Emerging markets are on the rise as a direct result of innovative government reforms and seismic shifts in economic models, particularly in leading nations such as India and China. India is transforming from an agro-economy to the manufacturing hub of the world, while China is transitioning from being the world’s leading provider of cheap exports to a consumption-driven economy.
These factors have boosted growth and activity in the capital markets of developing countries. A closer look at the numbers shows that emerging market equities have actually outperformed their developed market counterparts over the past 15 years. Furthermore, a demographic dividend in developing nations will result in the emergence of a younger and well-educated middle class that is expected to drive consumption and ultimately GDP growth rate. This growth filters through to market cap expansion which underlines the dominance of emerging markets in global investing.
Institutional investors are also looking to capitalize on this as they pump money into the emerging markets and also set up business operations as well. India and China are currently the number one and two, fastest-growing economies in the world, and present a myriad of investment opportunities. An increase in foreign institutional investments over the past decade is a great endorsement and indicates confidence in the future potential of emerging markets as an asset class.

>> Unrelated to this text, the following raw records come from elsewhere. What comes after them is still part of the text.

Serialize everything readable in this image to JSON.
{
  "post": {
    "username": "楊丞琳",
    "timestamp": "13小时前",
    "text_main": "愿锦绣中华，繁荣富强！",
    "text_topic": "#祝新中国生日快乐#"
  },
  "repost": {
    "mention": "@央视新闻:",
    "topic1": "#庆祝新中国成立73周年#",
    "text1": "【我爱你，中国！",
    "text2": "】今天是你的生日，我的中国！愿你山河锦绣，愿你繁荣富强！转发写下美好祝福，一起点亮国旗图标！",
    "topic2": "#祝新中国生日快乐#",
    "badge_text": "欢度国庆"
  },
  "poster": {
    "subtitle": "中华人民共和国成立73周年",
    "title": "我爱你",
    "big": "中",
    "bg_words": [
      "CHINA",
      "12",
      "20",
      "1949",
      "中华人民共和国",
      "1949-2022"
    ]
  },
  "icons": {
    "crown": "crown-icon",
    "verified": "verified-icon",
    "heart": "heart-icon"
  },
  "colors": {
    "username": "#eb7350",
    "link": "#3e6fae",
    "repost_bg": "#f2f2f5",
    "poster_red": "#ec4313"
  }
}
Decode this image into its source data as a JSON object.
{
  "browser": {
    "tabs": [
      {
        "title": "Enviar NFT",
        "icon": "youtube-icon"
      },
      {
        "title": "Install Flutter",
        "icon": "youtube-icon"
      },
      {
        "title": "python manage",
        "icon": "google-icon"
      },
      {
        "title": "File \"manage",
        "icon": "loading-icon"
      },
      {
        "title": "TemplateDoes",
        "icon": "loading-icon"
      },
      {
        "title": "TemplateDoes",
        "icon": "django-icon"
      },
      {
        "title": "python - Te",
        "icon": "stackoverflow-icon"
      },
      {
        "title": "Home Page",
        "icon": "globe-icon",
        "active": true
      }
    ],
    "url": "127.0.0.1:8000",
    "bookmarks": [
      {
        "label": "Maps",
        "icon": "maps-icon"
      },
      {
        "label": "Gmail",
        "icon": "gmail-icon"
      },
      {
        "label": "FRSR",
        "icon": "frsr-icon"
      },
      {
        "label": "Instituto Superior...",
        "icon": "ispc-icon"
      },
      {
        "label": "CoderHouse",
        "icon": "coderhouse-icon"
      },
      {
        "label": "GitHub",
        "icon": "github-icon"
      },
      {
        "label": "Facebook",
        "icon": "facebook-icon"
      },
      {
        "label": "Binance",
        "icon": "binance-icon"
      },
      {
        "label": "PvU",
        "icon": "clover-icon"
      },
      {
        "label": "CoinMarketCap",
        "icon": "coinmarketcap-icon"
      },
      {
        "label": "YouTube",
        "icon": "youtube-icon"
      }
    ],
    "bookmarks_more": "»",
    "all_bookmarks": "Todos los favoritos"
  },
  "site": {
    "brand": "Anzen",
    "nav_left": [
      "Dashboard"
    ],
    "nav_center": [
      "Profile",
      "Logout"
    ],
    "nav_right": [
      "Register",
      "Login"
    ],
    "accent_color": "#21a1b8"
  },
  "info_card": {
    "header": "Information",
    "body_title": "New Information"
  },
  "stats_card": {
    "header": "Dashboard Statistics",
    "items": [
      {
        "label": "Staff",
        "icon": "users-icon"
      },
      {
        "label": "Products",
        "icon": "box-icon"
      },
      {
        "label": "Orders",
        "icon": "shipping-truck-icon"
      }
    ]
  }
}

Many of the growth stories in the emerging markets were once dominant in the developed countries. In sectors such as infrastructure, technology, automotives and healthcare there is room for improvement and modernization. As developed markets have plateaued, emerging markets are hitting their stride and looking not only to catch up but also be industry leaders.